==== Information shown

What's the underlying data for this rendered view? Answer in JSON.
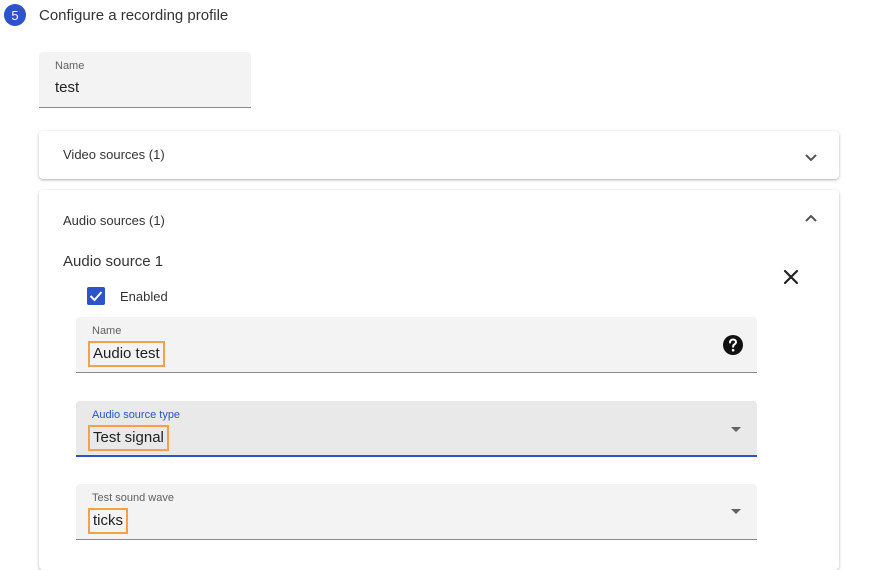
{
  "step": {
    "number": "5",
    "title": "Configure a recording profile"
  },
  "profile_name": {
    "label": "Name",
    "value": "test"
  },
  "video_panel": {
    "title": "Video sources (1)"
  },
  "audio_panel": {
    "title": "Audio sources (1)"
  },
  "audio_source": {
    "heading": "Audio source 1",
    "enabled_label": "Enabled",
    "name_label": "Name",
    "name_value": "Audio test",
    "type_label": "Audio source type",
    "type_value": "Test signal",
    "wave_label": "Test sound wave",
    "wave_value": "ticks"
  },
  "colors": {
    "accent": "#2e52c7",
    "highlight": "#f5a04a"
  },
  "icons": [
    "chevron-down-icon",
    "chevron-up-icon",
    "close-icon",
    "check-icon",
    "help-icon",
    "dropdown-caret-icon"
  ]
}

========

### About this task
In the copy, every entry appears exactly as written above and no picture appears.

### Written answer
What's the underlying data for this rendered view? Answer in JSON.
{
  "step": {
    "number": "5",
    "title": "Configure a recording profile"
  },
  "profile_name": {
    "label": "Name",
    "value": "test"
  },
  "video_panel": {
    "title": "Video sources (1)"
  },
  "audio_panel": {
    "title": "Audio sources (1)"
  },
  "audio_source": {
    "heading": "Audio source 1",
    "enabled_label": "Enabled",
    "name_label": "Name",
    "name_value": "Audio test",
    "type_label": "Audio source type",
    "type_value": "Test signal",
    "wave_label": "Test sound wave",
    "wave_value": "ticks"
  },
  "colors": {
    "accent": "#2e52c7",
    "highlight": "#f5a04a"
  },
  "icons": [
    "chevron-down-icon",
    "chevron-up-icon",
    "close-icon",
    "check-icon",
    "help-icon",
    "dropdown-caret-icon"
  ]
}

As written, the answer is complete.